Seven Warning Signs of a Gambling Addiction
Monday, November 08, 2010

More than 80 percent of adults gamble at least once a year and, for most, it is a harmless form of entertainment. For 1 percent of the population, though, gambling isn’t an enjoyment. It’s a serious problem.

Problem gambling is defined as gambling that begins to interfere and harm any major area of life including psychological, physical, social or vocational. There are seven main warning signs that a person may have a gambling disorder but an accurate diagnosis can only be made by a trained professional.

Many problem gamblers begin gambling during their youth but gambling addictions, like drug and alcohol addictions, affect people from every race, economic background and sex. A problem gambler will wager on whatever game is available, sometimes even creating bets on ordinary, everyday activities.

What are the warning signs of addictive gambling?

1 - Preoccupation
A constant fixation on gambling is one of the easiest ways to notice a gambling addiction. Reliving past gambling triumphs or failures, always planning the next excursion, and continuously thinking of how to get more money to gamble are a few examples of preoccupation.

2 - Escalation
Problem gamblers experience an actual physical reaction that is similar to a drug stimulated ‘high.’ Symptoms from this high can be an increased heart rate, dissociation from reality, among others. Also like a drug high, a tolerance to the amount of money gambled will develop.

To achieve this ‘high’, a problem gambler will need to wager increasingly larger amounts of money to attain the desired effect.

People with a gambling disorder will play until their last dollar is spent. Many problem gamblers end up in dire financial straits and need to rely on others to provide money for their gambling addiction. In severe cases, problem gamblers will break the law to finance their habit.

3 - Trying to Stop
A problem gambler may, unsuccessfully, try to control or stop their gambling. Multiple unsuccessful attempts to stop are a warning sign of a disorder.

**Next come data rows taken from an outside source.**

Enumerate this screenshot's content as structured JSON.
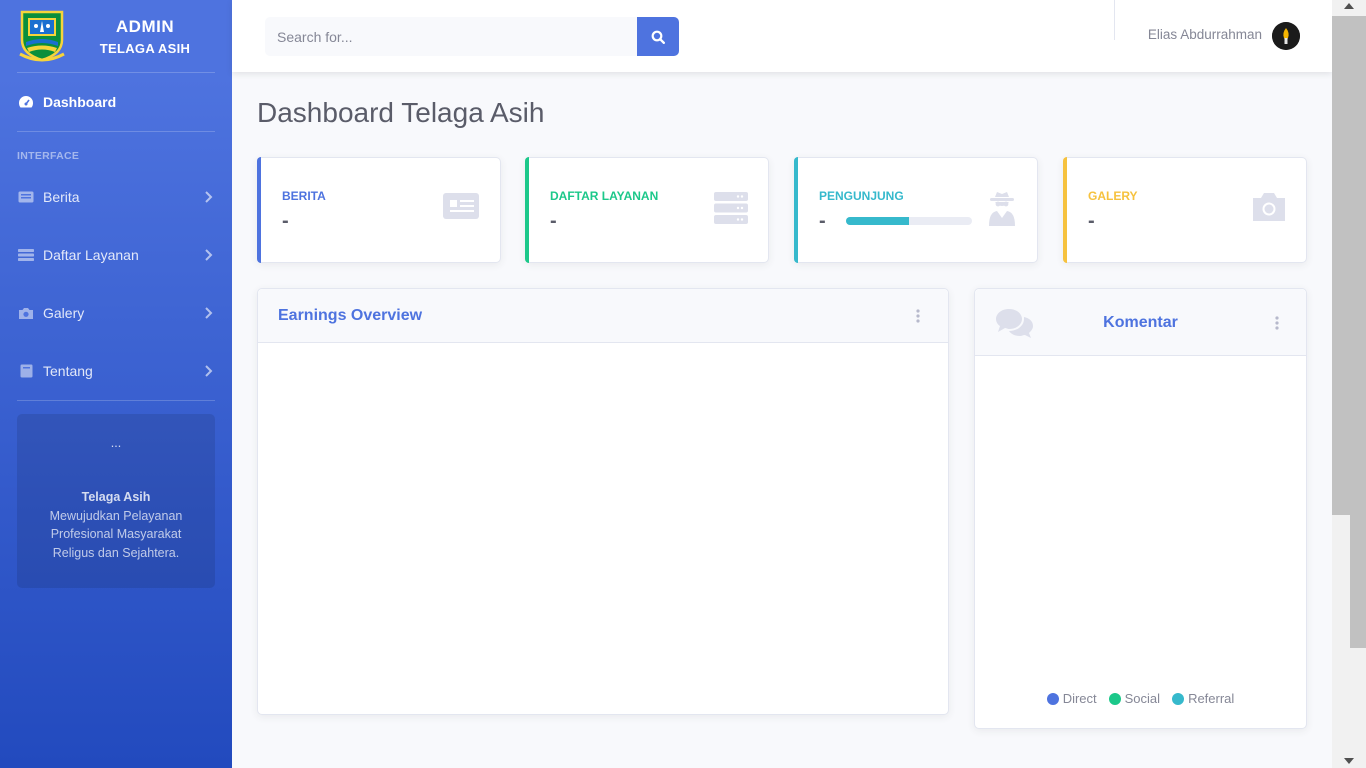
{
  "brand": {
    "title": "ADMIN",
    "subtitle": "TELAGA ASIH"
  },
  "sidebar": {
    "dashboard_label": "Dashboard",
    "section_heading": "INTERFACE",
    "items": [
      {
        "label": "Berita",
        "icon": "newspaper-icon"
      },
      {
        "label": "Daftar Layanan",
        "icon": "server-icon"
      },
      {
        "label": "Galery",
        "icon": "camera-icon"
      },
      {
        "label": "Tentang",
        "icon": "book-icon"
      }
    ],
    "card": {
      "dots": "...",
      "title": "Telaga Asih",
      "text": "Mewujudkan Pelayanan Profesional Masyarakat Religus dan Sejahtera."
    }
  },
  "topbar": {
    "search_placeholder": "Search for...",
    "user_name": "Elias Abdurrahman"
  },
  "page": {
    "title": "Dashboard Telaga Asih"
  },
  "stats": [
    {
      "label": "BERITA",
      "value": "-",
      "color": "#4e73df",
      "icon": "newspaper-icon"
    },
    {
      "label": "DAFTAR LAYANAN",
      "value": "-",
      "color": "#1cc88a",
      "icon": "server-icon"
    },
    {
      "label": "PENGUNJUNG",
      "value": "-",
      "color": "#36b9cc",
      "icon": "user-secret-icon",
      "progress_percent": 50
    },
    {
      "label": "GALERY",
      "value": "-",
      "color": "#f6c23e",
      "icon": "camera-icon"
    }
  ],
  "earnings_panel": {
    "title": "Earnings Overview"
  },
  "comment_panel": {
    "title": "Komentar",
    "legend": [
      {
        "label": "Direct",
        "color": "#4e73df"
      },
      {
        "label": "Social",
        "color": "#1cc88a"
      },
      {
        "label": "Referral",
        "color": "#36b9cc"
      }
    ]
  },
  "colors": {
    "primary": "#4e73df",
    "gray_text": "#5a5c69",
    "muted": "#858796"
  }
}
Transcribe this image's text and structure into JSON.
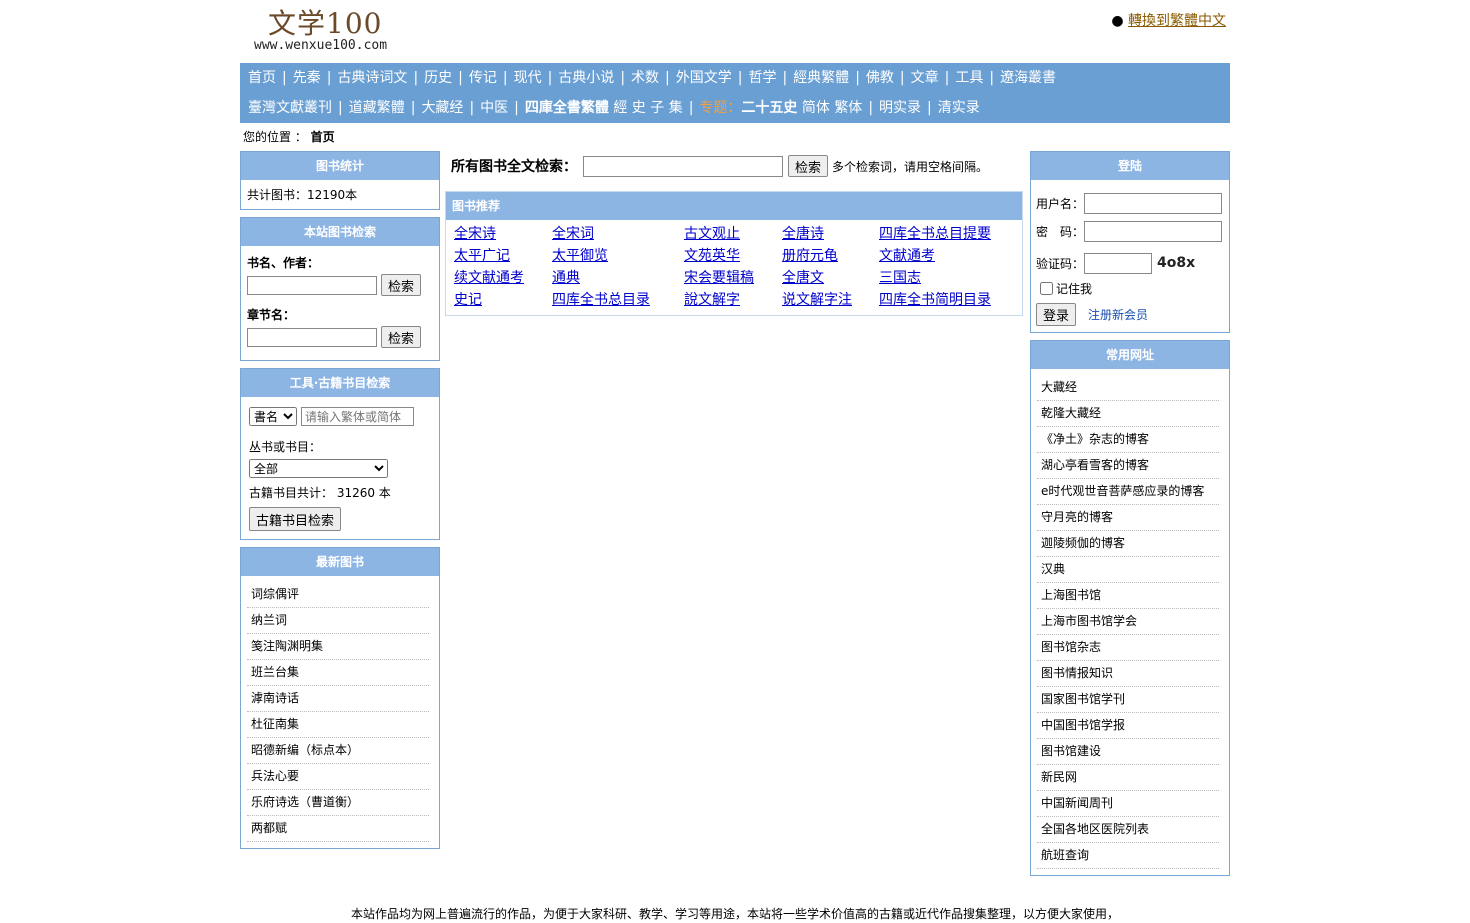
{
  "header": {
    "logo_title": "文学100",
    "logo_url_text": "www.wenxue100.com",
    "lang_bullet": "●",
    "lang_link": "轉換到繁體中文"
  },
  "nav": {
    "row1": [
      "首页",
      "先秦",
      "古典诗词文",
      "历史",
      "传记",
      "现代",
      "古典小说",
      "术数",
      "外国文学",
      "哲学",
      "經典繁體",
      "佛教",
      "文章",
      "工具",
      "遼海叢書"
    ],
    "row2": {
      "a": "臺灣文獻叢刊",
      "b": "道藏繁體",
      "c": "大藏经",
      "d": "中医",
      "siku": "四庫全書繁體",
      "jing": "經",
      "shi": "史",
      "zi": "子",
      "ji": "集",
      "zhuanti": "专题：",
      "ershiwu": "二十五史",
      "jianti": "简体",
      "fanti": "繁体",
      "mingshilu": "明实录",
      "qingshilu": "清实录",
      "sep": "|"
    }
  },
  "breadcrumb": {
    "label": "您的位置 ：",
    "current": "首页"
  },
  "stats": {
    "title": "图书统计",
    "text": "共计图书：12190本"
  },
  "site_search": {
    "title": "本站图书检索",
    "book_label": "书名、作者：",
    "chapter_label": "章节名：",
    "button": "检索"
  },
  "ancient_search": {
    "title": "工具·古籍书目检索",
    "select_value": "書名",
    "input_placeholder": "请输入繁体或简体",
    "series_label": "丛书或书目：",
    "series_value": "全部",
    "count_text": "古籍书目共计： 31260 本",
    "button": "古籍书目检索"
  },
  "latest": {
    "title": "最新图书",
    "items": [
      "词综偶评",
      "纳兰词",
      "笺注陶渊明集",
      "班兰台集",
      "滹南诗话",
      "杜征南集",
      "昭德新编（标点本）",
      "兵法心要",
      "乐府诗选（曹道衡）",
      "两都赋"
    ]
  },
  "fulltext": {
    "label": "所有图书全文检索：",
    "button": "检索",
    "hint": "多个检索词，请用空格间隔。"
  },
  "recommend": {
    "title": "图书推荐",
    "rows": [
      [
        "全宋诗",
        "全宋词",
        "古文观止",
        "全唐诗",
        "四库全书总目提要"
      ],
      [
        "太平广记",
        "太平御览",
        "文苑英华",
        "册府元龟",
        "文献通考"
      ],
      [
        "续文献通考",
        "通典",
        "宋会要辑稿",
        "全唐文",
        "三国志"
      ],
      [
        "史记",
        "四库全书总目录",
        "說文解字",
        "说文解字注",
        "四库全书简明目录"
      ]
    ]
  },
  "login": {
    "title": "登陆",
    "user_label": "用户名：",
    "pass_label": "密　码：",
    "captcha_label": "验证码：",
    "captcha_text": "4o8x",
    "remember": "记住我",
    "login_button": "登录",
    "register": "注册新会员"
  },
  "links": {
    "title": "常用网址",
    "items": [
      "大藏经",
      "乾隆大藏经",
      "《净土》杂志的博客",
      "湖心亭看雪客的博客",
      "e时代观世音菩萨感应录的博客",
      "守月亮的博客",
      "迦陵频伽的博客",
      "汉典",
      "上海图书馆",
      "上海市图书馆学会",
      "图书馆杂志",
      "图书情报知识",
      "国家图书馆学刊",
      "中国图书馆学报",
      "图书馆建设",
      "新民网",
      "中国新闻周刊",
      "全国各地区医院列表",
      "航班查询"
    ]
  },
  "footer": {
    "text": "本站作品均为网上普遍流行的作品，为便于大家科研、教学、学习等用途，本站将一些学术价值高的古籍或近代作品搜集整理，以方便大家使用，"
  }
}
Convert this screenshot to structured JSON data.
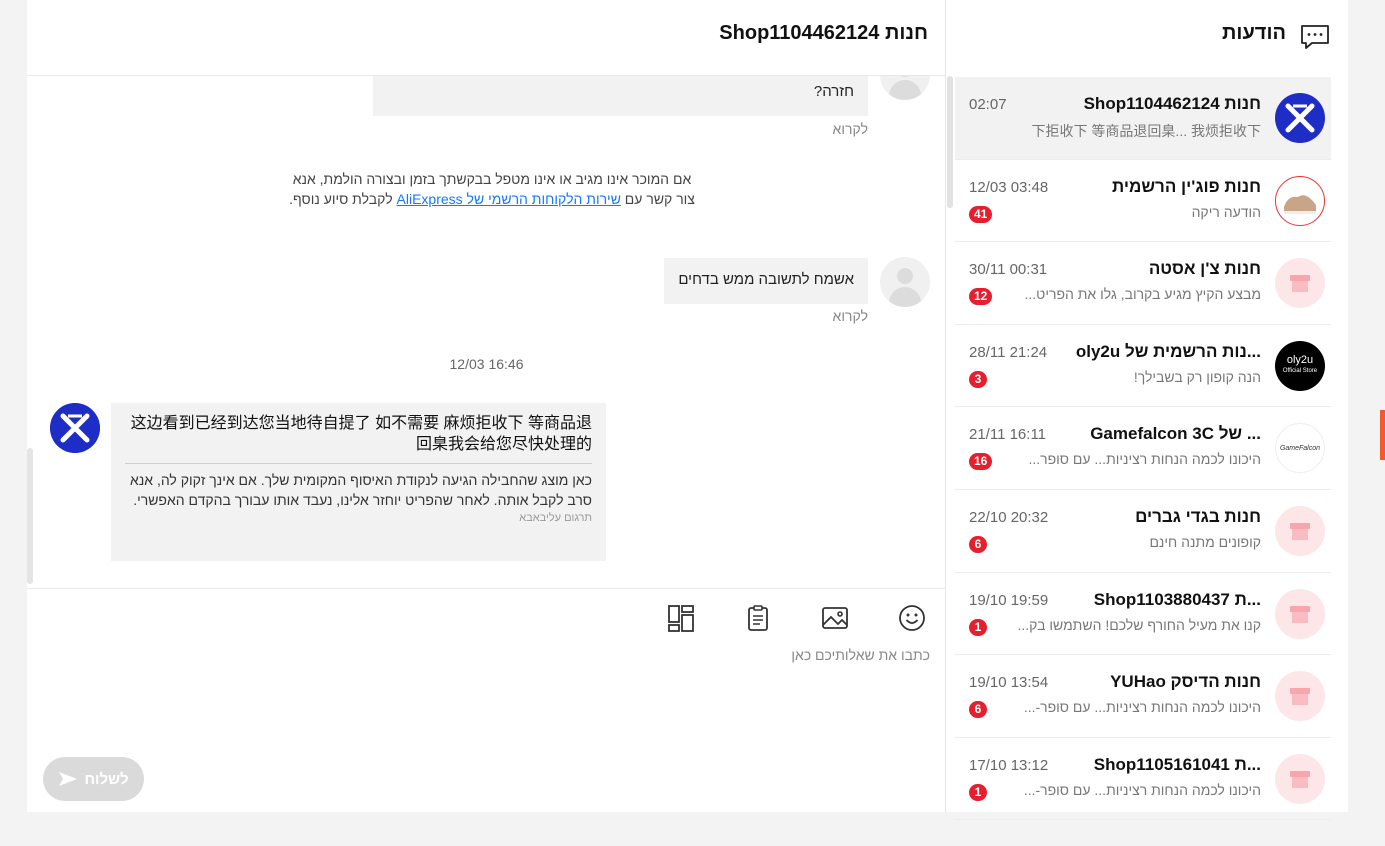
{
  "chat": {
    "title": "חנות Shop1104462124",
    "top_bubble": {
      "text": "חזרה?"
    },
    "read_label_1": "לקרוא",
    "system_note": {
      "line1": "אם המוכר אינו מגיב או אינו מטפל בבקשתך בזמן ובצורה הולמת, אנא",
      "prefix": "צור קשר עם ",
      "link": "שירות הלקוחות הרשמי של AliExpress",
      "suffix": " לקבלת סיוע נוסף."
    },
    "my_message": "אשמח לתשובה ממש בדחים",
    "read_label_2": "לקרוא",
    "time_divider": "12/03 16:46",
    "shop_message": {
      "original": "这边看到已经到达您当地待自提了 如不需要 麻烦拒收下 等商品退回臬我会给您尽快处理的",
      "translation": "כאן מוצג שהחבילה הגיעה לנקודת האיסוף המקומית שלך. אם אינך זקוק לה, אנא סרב לקבל אותה. לאחר שהפריט יוחזר אלינו, נעבד אותו עבורך בהקדם האפשרי.",
      "translated_by": "תרגום עליבאבא"
    },
    "composer": {
      "placeholder": "כתבו את שאלותיכם כאן",
      "send_label": "לשלוח"
    }
  },
  "conversations": {
    "title": "הודעות",
    "items": [
      {
        "name": "חנות Shop1104462124",
        "time": "02:07",
        "preview": "下拒收下 等商品退回臬... 我烦拒收下",
        "badge": "",
        "avatar": "x-logo"
      },
      {
        "name": "חנות פוג'ין הרשמית",
        "time": "12/03 03:48",
        "preview": "הודעה ריקה",
        "badge": "41",
        "avatar": "fajia"
      },
      {
        "name": "חנות צ'ן אסטה",
        "time": "30/11 00:31",
        "preview": "מבצע הקיץ מגיע בקרוב, גלו את הפריט...",
        "badge": "12",
        "avatar": "store"
      },
      {
        "name": "...נות הרשמית של oly2u",
        "time": "28/11 21:24",
        "preview": "הנה קופון רק בשבילך!",
        "badge": "3",
        "avatar": "oly2u"
      },
      {
        "name": "... של Gamefalcon 3C",
        "time": "21/11 16:11",
        "preview": "היכונו לכמה הנחות רציניות... עם סופר...",
        "badge": "16",
        "avatar": "gamefalcon"
      },
      {
        "name": "חנות בגדי גברים",
        "time": "22/10 20:32",
        "preview": "קופונים מתנה חינם",
        "badge": "6",
        "avatar": "store"
      },
      {
        "name": "...ת Shop1103880437",
        "time": "19/10 19:59",
        "preview": "קנו את מעיל החורף שלכם! השתמשו בק...",
        "badge": "1",
        "avatar": "store"
      },
      {
        "name": "חנות הדיסק YUHao",
        "time": "19/10 13:54",
        "preview": "היכונו לכמה הנחות רציניות... עם סופר-...",
        "badge": "6",
        "avatar": "store"
      },
      {
        "name": "...ת Shop1105161041",
        "time": "17/10 13:12",
        "preview": "היכונו לכמה הנחות רציניות... עם סופר-...",
        "badge": "1",
        "avatar": "store"
      }
    ]
  },
  "avatar_text": {
    "oly2u": "oly2u",
    "oly2u_sub": "Official Store",
    "gamefalcon": "GameFalcon"
  },
  "colors": {
    "accent": "#1677ff",
    "badge": "#e51f2d",
    "shop_logo_bg": "#1f2dc7",
    "store_avatar_bg": "#fde6e8"
  }
}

Gambling addicts, similar to narcotic addicts, will become restless, irritable and angry during the periods when they try to control or stop their gambling habits.

4 - Escape
Although it may seem that a gambling addiction is a type of pleasure-seeking behavior, the origin of an addiction is to compensate or cover for some type of loss or pain. A problem gambler will use the addiction as a way to forget or escape from the pain.

Emotional pain can also cause a person to feel numb and block out other emotions in the process. Gambling and other addictive behaviors cause a rush of excitement and pleasure that allows the person to get a rush and escape from numbness.

5 - Chasing
If someone is constantly trying to win back losses with more gambling, this is considered ‘chasing.’ A problem gambler will become fixated on trying to win back the money they have lost which often leads to severe monetary problems.

6 - Lying
Lying to friends and family about the amount of time and money spent gambling is a definite warning sign of a gambling disorder.

Problem gamblers will sometimes feel guilty about lying where they have been or how they have spent the money. The guilt adds to the emotional pain and can, in turn, lead to even more gambling to assuage the guilt.

7 - Alienation
When gambling begins to alienate a person’s friends, family or career, this is clear sign that someone is in trouble. Problem gamblers continue to gamble despite risking or losing significant relationships or aspects, like school or career, of their lives.

Ways to break a gambling addiction

Stopping a gambling disorder

The National Council on Problem Gambling provides a ten-question test to self evaluate whether a person may or may not have a gambling disorder. The test is not a substitute for a face to face consultation with a trained professional but can help a person realize that he or she may need to consult a professional.

Like any addiction, problem gambling can be stopped. There are an array of options for help and support, depending on the level of treatment a person needs. Counseling, group therapy and inpatient treatment programs are a few of the traditional means of support. Alternative treatments include residential, private-care facilities, psychotherapy and hypnosis.

The first step in breaking the addiction is acknowledging the problem and seeking help.